%%
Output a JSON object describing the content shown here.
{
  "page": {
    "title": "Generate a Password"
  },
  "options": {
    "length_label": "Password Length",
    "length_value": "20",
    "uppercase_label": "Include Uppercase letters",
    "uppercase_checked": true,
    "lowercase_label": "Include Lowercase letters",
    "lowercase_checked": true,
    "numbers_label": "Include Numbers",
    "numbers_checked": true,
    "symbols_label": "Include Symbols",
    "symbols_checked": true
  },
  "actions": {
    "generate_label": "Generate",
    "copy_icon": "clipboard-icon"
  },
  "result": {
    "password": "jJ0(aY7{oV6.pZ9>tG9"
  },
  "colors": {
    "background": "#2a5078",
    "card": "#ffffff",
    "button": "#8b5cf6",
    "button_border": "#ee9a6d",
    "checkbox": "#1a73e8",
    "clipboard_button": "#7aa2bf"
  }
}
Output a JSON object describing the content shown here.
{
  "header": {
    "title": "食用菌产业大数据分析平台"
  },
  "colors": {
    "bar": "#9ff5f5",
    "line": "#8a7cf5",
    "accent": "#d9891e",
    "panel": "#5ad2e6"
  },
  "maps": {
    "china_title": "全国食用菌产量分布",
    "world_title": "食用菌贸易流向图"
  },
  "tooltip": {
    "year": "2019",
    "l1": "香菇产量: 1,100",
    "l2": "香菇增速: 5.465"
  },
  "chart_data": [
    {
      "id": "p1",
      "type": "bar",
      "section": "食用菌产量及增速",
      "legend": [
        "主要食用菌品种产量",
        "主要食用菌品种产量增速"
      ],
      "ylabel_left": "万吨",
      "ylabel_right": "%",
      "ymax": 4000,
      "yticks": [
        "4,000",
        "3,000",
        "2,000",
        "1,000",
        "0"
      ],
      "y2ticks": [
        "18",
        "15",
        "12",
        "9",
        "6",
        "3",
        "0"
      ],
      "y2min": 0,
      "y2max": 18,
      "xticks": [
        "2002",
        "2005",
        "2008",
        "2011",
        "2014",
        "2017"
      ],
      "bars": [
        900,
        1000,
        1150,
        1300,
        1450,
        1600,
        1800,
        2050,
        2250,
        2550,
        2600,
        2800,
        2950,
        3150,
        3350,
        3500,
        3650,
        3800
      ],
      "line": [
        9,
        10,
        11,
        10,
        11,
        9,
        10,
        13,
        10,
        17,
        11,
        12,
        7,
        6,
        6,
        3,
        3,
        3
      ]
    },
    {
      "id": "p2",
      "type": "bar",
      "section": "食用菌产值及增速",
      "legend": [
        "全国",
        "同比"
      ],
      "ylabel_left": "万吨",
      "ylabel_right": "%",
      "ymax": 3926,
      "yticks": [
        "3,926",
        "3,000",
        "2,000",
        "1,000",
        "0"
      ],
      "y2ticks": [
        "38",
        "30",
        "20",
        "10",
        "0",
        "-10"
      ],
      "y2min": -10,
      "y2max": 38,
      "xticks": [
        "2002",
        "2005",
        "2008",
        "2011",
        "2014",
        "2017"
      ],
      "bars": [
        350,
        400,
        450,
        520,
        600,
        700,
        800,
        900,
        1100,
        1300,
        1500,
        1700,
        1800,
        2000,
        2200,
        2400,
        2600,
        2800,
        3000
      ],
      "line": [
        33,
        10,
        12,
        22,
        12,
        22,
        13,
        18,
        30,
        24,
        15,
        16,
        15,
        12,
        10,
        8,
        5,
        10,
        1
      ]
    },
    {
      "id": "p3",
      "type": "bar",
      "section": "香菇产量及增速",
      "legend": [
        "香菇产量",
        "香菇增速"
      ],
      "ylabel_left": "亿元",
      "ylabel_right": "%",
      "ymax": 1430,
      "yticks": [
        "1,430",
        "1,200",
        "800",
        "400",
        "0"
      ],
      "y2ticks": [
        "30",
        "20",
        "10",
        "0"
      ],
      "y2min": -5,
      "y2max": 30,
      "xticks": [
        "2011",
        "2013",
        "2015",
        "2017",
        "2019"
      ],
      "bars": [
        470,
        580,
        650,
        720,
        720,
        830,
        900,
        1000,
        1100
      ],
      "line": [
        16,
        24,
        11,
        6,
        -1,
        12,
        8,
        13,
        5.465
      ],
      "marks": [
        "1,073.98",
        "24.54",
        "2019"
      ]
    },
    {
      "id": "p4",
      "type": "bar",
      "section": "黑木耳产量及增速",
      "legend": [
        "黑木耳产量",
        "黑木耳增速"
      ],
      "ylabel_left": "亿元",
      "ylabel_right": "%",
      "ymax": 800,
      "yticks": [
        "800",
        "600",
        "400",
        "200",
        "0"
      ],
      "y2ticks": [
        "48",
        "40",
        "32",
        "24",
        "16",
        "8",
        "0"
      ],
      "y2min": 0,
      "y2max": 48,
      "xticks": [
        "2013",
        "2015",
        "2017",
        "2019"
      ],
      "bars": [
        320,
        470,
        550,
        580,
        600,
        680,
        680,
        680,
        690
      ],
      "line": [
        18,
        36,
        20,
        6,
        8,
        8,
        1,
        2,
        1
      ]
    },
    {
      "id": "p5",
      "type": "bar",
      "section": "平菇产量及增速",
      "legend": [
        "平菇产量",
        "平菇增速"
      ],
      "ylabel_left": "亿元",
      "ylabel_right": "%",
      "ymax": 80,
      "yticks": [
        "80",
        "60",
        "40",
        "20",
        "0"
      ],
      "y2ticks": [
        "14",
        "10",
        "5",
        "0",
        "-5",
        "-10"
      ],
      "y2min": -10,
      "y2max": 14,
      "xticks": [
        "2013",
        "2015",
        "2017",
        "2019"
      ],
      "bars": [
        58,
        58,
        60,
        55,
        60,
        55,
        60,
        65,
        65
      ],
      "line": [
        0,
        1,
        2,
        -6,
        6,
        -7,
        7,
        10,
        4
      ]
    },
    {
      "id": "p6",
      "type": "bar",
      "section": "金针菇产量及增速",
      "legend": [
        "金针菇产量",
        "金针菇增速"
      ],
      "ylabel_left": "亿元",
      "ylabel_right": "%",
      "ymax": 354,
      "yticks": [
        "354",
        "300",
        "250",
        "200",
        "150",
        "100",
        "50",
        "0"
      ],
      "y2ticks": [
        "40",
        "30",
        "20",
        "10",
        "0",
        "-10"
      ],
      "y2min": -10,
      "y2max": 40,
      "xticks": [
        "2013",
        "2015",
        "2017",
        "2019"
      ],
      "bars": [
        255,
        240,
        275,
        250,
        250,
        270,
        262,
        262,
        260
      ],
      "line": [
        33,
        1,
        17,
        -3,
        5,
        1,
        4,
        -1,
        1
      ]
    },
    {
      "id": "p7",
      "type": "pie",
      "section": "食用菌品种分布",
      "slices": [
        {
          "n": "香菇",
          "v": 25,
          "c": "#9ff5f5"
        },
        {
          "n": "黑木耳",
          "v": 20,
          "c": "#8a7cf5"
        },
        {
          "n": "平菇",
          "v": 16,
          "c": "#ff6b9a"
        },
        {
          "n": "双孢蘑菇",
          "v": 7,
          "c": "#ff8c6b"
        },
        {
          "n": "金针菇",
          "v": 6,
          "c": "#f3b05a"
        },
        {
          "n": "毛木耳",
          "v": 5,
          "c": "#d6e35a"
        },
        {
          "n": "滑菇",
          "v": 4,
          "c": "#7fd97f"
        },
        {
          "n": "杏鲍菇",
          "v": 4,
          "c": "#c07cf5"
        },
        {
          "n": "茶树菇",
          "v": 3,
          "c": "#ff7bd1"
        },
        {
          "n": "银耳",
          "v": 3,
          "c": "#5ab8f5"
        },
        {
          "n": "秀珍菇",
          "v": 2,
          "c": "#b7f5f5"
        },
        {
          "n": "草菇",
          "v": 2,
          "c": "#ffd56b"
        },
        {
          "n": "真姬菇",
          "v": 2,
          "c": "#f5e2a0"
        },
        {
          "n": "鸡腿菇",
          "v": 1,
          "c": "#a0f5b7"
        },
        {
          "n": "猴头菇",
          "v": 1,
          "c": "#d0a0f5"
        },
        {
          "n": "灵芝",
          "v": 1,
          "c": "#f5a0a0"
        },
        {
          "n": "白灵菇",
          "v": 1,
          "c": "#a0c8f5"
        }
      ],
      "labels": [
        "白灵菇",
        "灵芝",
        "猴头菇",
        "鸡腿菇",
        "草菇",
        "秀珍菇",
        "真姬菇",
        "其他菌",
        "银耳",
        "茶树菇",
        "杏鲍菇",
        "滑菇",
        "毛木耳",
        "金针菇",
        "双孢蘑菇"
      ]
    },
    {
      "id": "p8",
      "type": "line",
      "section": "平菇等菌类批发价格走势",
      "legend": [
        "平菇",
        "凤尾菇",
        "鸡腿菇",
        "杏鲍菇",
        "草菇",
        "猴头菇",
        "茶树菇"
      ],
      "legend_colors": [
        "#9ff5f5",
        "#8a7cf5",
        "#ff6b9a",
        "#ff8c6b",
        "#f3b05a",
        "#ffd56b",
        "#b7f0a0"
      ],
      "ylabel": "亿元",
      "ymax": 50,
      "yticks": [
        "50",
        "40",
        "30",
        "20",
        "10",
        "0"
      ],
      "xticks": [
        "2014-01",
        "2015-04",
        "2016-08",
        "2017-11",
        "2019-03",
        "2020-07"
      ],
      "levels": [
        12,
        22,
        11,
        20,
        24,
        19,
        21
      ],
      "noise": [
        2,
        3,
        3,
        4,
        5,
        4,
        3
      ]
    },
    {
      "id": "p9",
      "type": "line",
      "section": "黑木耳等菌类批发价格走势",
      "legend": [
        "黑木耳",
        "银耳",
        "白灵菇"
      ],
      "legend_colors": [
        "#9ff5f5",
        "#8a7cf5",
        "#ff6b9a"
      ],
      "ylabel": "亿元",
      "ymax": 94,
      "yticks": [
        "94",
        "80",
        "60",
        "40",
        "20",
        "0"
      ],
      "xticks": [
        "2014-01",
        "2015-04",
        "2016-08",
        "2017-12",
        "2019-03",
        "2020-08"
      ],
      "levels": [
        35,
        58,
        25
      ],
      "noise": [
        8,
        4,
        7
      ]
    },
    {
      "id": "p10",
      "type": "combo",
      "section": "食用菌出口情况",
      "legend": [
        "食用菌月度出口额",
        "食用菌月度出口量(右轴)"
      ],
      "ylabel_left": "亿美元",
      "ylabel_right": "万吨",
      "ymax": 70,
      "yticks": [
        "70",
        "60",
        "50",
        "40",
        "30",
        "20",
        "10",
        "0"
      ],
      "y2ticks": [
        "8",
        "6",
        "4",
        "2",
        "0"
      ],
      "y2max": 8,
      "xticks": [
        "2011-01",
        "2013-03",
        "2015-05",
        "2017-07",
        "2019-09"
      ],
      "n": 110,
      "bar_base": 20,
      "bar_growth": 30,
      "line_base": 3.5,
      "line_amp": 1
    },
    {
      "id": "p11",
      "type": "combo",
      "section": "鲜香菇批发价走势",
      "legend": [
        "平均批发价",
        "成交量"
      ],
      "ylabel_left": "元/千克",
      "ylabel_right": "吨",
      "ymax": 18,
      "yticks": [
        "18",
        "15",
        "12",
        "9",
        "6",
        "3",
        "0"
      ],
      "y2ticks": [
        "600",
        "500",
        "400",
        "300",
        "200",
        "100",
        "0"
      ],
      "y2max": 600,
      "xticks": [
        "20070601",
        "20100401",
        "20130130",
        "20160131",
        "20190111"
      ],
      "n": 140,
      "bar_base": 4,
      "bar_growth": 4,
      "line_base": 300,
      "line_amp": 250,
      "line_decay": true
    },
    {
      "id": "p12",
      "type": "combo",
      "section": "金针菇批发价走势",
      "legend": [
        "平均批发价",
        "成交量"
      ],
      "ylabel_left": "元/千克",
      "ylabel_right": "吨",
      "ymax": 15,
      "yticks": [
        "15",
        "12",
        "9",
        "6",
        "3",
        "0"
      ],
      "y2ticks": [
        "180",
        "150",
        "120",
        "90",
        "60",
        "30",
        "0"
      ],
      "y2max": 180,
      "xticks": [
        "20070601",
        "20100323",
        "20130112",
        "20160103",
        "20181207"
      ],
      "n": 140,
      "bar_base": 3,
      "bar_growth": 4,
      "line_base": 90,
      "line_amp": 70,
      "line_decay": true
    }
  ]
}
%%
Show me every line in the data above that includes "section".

» Solved exercise
      "section": "食用菌产量及增速",
      "section": "食用菌产值及增速",
      "section": "香菇产量及增速",
      "section": "黑木耳产量及增速",
      "section": "平菇产量及增速",
      "section": "金针菇产量及增速",
      "section": "食用菌品种分布",
      "section": "平菇等菌类批发价格走势",
      "section": "黑木耳等菌类批发价格走势",
      "section": "食用菌出口情况",
      "section": "鲜香菇批发价走势",
      "section": "金针菇批发价走势",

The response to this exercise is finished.